It’s not you, it’s me! Lucienne Roberts exhibits her break-up letter to graphic design
“Graphic design is always political”: The activist-designer takes to Berlin to declare her love for her long-term partner, but also to voice her fears for its future.
- Dalia Al-Dujaili
- 24 September 2021
It’s not you, it’s me: the likelihood is, you’ve either said it yourself or been on the receiving end. Either way, the phrase usually involves two lovers. For Lucienne Roberts, it’s not being directed at another person, but instead her practice. Part critique, part provocation, and part celebration of graphic design and what it can do, Perhaps it’s not you, it’s me is her new show at A–Z space in Berlin.
Roberts’s show aims to take visitors on an intensely personal journey from early utopian zeal to dystopian dilemma, and back again. “I hope visitors laugh and then perhaps cry... or at least mull on a few troubling things with open hearts and minds,” explains the designer and co-founder of GraphicDesign&. “My love letter to Graphic Design,” she continues, “uses all the old cliches – ‘I still love you but...’ – because that’s how I feel.

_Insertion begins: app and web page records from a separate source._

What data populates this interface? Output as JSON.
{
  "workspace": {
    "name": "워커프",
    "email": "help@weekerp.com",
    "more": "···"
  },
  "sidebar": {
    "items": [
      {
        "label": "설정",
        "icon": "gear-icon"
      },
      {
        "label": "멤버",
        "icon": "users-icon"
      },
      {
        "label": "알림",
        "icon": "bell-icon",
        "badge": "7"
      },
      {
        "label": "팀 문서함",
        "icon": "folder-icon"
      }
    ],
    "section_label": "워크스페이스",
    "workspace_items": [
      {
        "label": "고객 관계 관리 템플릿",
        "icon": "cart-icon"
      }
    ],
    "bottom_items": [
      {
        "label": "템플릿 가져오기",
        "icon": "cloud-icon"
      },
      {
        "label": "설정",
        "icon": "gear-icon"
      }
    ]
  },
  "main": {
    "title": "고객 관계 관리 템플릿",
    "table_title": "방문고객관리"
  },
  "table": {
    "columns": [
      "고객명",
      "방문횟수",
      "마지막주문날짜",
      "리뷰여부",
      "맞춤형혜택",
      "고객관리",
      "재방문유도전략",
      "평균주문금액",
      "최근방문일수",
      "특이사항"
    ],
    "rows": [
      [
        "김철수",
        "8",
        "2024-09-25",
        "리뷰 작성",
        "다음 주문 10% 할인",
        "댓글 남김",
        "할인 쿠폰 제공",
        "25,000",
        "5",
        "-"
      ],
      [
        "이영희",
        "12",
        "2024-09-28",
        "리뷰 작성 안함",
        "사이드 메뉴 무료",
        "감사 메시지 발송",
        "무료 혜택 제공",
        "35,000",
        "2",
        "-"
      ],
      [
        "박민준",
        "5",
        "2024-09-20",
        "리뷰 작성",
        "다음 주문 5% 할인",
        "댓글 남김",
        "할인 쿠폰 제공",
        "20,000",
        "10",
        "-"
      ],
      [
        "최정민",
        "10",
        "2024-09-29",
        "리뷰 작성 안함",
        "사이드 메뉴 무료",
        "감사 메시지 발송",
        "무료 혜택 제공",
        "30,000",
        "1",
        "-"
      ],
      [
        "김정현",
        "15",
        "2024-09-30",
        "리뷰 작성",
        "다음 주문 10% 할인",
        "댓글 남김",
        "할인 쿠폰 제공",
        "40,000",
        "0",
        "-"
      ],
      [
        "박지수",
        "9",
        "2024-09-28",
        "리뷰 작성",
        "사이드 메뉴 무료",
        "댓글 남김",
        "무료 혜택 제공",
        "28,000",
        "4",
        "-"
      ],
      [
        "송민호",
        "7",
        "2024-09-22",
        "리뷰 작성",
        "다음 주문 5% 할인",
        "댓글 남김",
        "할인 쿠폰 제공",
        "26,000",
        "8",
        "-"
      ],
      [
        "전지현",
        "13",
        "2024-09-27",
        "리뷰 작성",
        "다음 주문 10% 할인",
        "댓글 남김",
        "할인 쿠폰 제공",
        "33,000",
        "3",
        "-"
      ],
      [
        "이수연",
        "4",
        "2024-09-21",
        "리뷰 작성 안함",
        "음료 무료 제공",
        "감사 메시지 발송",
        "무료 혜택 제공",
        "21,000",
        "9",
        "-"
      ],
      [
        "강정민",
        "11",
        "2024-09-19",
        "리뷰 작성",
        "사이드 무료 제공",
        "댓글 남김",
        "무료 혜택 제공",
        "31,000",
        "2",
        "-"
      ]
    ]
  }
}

I don’t want to break up, but big change is clearly necessary and I don’t know what the implications of that might be.”
Roberts doesn’t just make any work: the designer is committed to making accessible work with a socially and environmentally aware agenda. She has, since the beginning of her practice, been an ally to accessible, engaging graphic design and she specialises in design for the voluntary, charity and arts sectors. “I’ve always been interested in the ethics around what we do and right now it feels all the more pressing to evaluate graphic design from this perspective,” she tells us. “My letter of course says what I absolutely know to be true, that the communication of messages, ideas, dreams is hugely important – making graphic design an important act.”
However, Roberts stresses that this practice comes with responsibility. She asks if it is actually possible to make enough money to live as a graphic designer without ‘selling out,’ for example. “If the only way to do ethically ‘good’ work is to subsidise it by doing ‘bad’, surely that doesn’t work. Then there’s our relationship with climate change... that the system that supports us is the problem.”
Roberts believes that graphic design is always political. She sees it as inextricable from the issues we face in the world today. Despite loving her practice, she realised that “much graphic design promotes and supports a system that is destroying the planet we call home,” she says. “So, how should we respond as makers, friends, families, citizens of the world? What should we do – and stop doing? And what does this mean for the (still young) profession that I love so very much.” What Roberts refers to is the economic system which sees much creativity and design used as a means for increasing profit.
To increase the feeling of intimacy present in any relationship, the gallery is set up like a bedroom. “On the bedside tables are various books – some are published by GraphicDesign& but most are not. They’re clues about what’s preoccupying me right now, what prompted the letter,” says Roberts. “Kate Raworth’s Doughnut Economics; Michael Rosen’s A Story of Life, Death and the NHS; Utopia for Realists by Rutger Bregman; Mackenzie Pringle’s America America; Supermundane’s Song for Today and Régis Marodon’s Financing Our Common Future in the Time of Covid-19. A mixed bag but essentially all about the same thing. What system change will make the world a better place – and what does that mean for the profession that I love so very much?” The duvet cover in the show carries what looks like a set of hieroglyphs but are actually the initials YALTD, standing for ‘You’re A Long Time Dead’: “This installation is my first You’re A Long Time Dead project.”
It was challenging for Roberts, she admits, that she didn’t know the answer to many of the question she poses, that she was trying to be honest, and that this project made her vulnerable. The exhibition is on at Berlin’s A–Z space and runs until 4 November, with the artist’s thanks to Bartmann Beds.
GalleryLucienne Roberts: Perhaps It’s Not You, It’s Me (Copyright © A–Z, 2021)
Lucienne Roberts: Perhaps It’s Not You, It’s Me (Copyright © A–Z, 2021)
About the Author
Dalia is a freelance writer, producer and editor based in London. She’s currently the digital editor of Azeema, and the editor-in-chief of The Road to Nowhere Magazine. Previously, she was news writer at It’s Nice That, after graduating in English Literature from The University of Edinburgh.